Olympics Blog

News about the Summer and Winter Games

« Previous Post | Olympics Blog Home | Next Post »

Angela Ruggiero isn't getting older -- she's getting better

October 16, 2009 |  2:49 pm

Like most athletes as they age, three-time U.S. Olympic hockey medalist Angela Ruggiero of Simi Valley realized that her 29-year-old body wasn’t rebounding as quickly as it used to after games and workouts.

Intent on helping Team USA return to gold-medal glory in February at the Vancouver Games, she worked out with male hockey players this summer at the Athletes Performance training facility at the Home Depot Center in Carson. She emerged leaner and stronger—and believes she might have added 10 years to her playing career.

Ruggiero spent May, June, July and part of August at Athletes Performance as the only woman in a training group that included Chris Drury of the New York Rangers, George Parros of the Ducks, Orange County-raised Richard Park of the New York Islanders, former King Noah Clarke—now playing in Switzerland--and other pro players.

She said she lost eight pounds of fat and added six pounds of muscle, all while enjoying the work.

“For me it was really cool,” she said from Spokane, Wash., where the U.S. women’s national team will face Canada tonight at 7 in a game televised by the NHL Network.

“I actually played against Noah growing up in California, when I played in Pasadena, so it was really neat for me not only to train with pro guys but train with some of the guys I grew up playing against. Now we’re all adults and still playing hockey, so it was kind of a thrill there.

“I’m 29 years old, I’ve played in three Olympics and done quite a bit of off-ice training in my lifetime but this was definitely the best summer training I’ve ever had.”

Varying her workouts helped, she said, as did the intense drills and being pushed by the guys.

“I spent two, 2½ hours in there each day and I felt I got something out of it each and every day,” she said. “It wasn’t just going through the motions or just trying to get through a workout. We were actively engaged in each and every exercise. Their philosophy was just amazing. The technology they have is second to none….

“Really, it was like I was a little kid because I felt that I was learning something every day and challenging myself in a way that I hadn’t been able to do before. When I got to training camp in August I felt better than I ever have.”

The U.S. and Canada are fierce rivals in women's hockey.
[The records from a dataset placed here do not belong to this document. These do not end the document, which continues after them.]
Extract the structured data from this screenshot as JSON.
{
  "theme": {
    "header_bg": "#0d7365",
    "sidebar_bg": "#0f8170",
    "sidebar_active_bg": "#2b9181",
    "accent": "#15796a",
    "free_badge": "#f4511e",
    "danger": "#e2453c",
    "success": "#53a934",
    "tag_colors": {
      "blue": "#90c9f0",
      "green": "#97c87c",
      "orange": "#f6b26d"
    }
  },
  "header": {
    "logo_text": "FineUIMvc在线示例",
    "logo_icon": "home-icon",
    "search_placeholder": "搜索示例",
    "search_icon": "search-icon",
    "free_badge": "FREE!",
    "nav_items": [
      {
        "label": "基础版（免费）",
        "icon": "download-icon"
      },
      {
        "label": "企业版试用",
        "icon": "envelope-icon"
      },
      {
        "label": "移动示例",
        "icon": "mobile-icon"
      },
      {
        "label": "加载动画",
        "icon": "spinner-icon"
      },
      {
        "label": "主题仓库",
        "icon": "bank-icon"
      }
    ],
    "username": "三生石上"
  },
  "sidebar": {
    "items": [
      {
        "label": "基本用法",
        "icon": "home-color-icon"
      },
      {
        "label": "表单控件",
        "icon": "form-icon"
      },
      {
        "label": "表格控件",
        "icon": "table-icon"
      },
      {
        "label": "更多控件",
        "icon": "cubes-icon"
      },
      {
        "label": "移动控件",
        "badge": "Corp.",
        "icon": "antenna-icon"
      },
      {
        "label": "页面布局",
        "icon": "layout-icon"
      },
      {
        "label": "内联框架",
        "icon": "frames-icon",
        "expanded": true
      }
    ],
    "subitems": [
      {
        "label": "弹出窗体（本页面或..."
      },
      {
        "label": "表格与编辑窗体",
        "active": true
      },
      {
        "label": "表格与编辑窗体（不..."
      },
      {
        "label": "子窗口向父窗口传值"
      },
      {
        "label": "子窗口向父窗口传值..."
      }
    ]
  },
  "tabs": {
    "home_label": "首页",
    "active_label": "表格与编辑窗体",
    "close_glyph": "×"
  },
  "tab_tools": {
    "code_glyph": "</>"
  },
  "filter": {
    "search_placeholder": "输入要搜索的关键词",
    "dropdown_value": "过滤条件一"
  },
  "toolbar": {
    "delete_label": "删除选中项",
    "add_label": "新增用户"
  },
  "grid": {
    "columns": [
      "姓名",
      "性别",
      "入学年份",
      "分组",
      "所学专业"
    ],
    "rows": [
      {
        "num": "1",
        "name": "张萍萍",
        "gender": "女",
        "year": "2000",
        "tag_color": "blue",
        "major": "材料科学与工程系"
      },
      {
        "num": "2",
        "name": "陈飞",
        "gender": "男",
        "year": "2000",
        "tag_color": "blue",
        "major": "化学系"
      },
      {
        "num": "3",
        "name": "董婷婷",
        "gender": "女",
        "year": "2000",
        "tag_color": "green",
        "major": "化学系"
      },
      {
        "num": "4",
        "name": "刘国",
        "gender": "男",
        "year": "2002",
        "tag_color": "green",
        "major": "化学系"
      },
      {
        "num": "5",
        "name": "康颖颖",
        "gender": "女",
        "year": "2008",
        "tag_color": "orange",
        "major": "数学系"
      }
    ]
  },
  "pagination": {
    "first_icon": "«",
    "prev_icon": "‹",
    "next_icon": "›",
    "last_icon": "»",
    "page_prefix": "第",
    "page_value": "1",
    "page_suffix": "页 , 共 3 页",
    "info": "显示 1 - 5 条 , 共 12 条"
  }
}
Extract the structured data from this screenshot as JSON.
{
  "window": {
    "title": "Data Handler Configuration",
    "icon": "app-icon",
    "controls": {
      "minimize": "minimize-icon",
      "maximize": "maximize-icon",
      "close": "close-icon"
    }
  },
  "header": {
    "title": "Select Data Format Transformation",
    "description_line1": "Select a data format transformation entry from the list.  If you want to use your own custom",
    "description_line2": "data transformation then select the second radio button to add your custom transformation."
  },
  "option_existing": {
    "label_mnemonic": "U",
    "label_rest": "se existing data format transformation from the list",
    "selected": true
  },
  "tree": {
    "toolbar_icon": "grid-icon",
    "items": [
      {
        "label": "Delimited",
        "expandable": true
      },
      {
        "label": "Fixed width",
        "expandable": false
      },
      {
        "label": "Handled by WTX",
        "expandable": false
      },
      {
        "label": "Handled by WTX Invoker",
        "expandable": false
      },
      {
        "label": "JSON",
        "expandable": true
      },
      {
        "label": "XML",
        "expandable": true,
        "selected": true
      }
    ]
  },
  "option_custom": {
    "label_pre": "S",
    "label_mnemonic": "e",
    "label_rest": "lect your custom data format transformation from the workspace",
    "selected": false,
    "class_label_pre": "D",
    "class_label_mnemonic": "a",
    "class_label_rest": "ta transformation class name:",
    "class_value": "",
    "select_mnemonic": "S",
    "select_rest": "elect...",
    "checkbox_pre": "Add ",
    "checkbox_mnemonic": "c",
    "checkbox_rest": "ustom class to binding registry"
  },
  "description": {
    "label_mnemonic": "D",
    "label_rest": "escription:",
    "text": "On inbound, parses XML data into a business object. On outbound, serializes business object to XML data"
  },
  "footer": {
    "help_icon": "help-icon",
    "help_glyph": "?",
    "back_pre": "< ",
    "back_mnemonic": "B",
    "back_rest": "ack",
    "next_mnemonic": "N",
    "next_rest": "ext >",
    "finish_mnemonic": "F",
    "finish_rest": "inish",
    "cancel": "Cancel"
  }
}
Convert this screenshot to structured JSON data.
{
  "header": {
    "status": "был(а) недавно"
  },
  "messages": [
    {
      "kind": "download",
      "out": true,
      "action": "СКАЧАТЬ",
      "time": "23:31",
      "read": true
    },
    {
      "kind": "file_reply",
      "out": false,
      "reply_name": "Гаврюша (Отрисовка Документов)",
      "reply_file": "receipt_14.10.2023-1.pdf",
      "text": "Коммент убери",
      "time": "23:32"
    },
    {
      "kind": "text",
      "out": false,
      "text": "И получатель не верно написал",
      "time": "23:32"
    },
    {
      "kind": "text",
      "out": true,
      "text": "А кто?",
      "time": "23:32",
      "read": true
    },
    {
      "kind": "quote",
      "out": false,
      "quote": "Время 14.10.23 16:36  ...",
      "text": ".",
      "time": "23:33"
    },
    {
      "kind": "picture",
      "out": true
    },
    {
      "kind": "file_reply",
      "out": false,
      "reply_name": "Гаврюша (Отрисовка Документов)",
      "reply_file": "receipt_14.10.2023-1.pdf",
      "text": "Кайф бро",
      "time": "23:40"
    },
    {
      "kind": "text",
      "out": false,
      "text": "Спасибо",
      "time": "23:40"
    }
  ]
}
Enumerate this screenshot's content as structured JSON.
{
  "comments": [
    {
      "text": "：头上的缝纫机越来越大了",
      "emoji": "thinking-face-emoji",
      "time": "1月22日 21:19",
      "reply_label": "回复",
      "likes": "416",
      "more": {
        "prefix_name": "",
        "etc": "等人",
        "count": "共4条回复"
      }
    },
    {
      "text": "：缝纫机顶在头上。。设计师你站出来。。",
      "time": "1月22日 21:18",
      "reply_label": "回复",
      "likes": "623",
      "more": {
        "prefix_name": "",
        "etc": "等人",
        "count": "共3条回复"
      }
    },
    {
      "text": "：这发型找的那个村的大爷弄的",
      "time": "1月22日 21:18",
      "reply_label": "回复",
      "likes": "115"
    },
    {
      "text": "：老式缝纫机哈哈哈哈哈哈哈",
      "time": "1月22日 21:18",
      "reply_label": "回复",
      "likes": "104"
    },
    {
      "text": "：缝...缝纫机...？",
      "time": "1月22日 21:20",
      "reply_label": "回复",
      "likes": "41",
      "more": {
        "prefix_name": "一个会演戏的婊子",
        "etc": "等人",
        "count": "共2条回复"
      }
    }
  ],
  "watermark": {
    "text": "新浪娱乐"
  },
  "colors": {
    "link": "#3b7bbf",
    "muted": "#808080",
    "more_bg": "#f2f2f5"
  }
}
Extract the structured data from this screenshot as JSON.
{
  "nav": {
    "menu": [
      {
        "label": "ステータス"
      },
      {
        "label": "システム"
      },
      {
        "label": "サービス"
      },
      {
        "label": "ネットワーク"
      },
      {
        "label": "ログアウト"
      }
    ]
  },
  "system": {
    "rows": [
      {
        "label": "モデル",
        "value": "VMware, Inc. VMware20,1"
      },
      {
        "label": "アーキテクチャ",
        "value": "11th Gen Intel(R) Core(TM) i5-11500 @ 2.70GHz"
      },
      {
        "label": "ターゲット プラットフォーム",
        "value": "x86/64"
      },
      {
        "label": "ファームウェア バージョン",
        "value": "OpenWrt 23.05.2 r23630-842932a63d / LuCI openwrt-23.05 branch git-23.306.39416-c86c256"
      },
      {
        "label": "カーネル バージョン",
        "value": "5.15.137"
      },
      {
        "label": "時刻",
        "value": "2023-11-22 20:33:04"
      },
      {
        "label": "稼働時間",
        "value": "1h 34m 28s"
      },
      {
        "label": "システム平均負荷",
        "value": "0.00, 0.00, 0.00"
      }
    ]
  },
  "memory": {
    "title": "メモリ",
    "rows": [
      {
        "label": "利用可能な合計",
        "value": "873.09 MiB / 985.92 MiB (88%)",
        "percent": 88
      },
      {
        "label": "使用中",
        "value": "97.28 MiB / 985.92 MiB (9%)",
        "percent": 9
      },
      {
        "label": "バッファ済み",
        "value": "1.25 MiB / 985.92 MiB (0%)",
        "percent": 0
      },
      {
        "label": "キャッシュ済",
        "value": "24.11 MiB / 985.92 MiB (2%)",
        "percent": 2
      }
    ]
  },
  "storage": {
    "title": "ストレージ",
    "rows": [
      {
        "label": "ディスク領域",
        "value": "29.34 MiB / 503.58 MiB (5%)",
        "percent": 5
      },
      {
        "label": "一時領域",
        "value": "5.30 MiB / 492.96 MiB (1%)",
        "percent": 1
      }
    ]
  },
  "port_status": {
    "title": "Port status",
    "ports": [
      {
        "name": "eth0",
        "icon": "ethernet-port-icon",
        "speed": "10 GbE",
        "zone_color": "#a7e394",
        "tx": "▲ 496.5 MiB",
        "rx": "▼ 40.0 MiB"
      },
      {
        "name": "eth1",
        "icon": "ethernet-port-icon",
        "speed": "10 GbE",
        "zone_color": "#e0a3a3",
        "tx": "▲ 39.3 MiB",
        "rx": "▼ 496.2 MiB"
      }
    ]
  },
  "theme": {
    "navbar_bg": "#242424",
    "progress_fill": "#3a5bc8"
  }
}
The U.S. women lost their last game against Canada, 3-1, on Oct. 5 but have won six of the teams' last nine games. The U.S. is ranked No. 1 in the world now but will go to the Olympics as the second seed based on its ranking after the 2008 world championships.


“Which is fine by us,” Ruggiero said. “All the pressure’s on their shoulders because they’re the defending gold medalists and they’re hosting the Olympics and that’s their national sport. So I think there’s more pressure on their side, but our team has high standards.”


-- Helene Elliott

Comments 

Advertisement










Video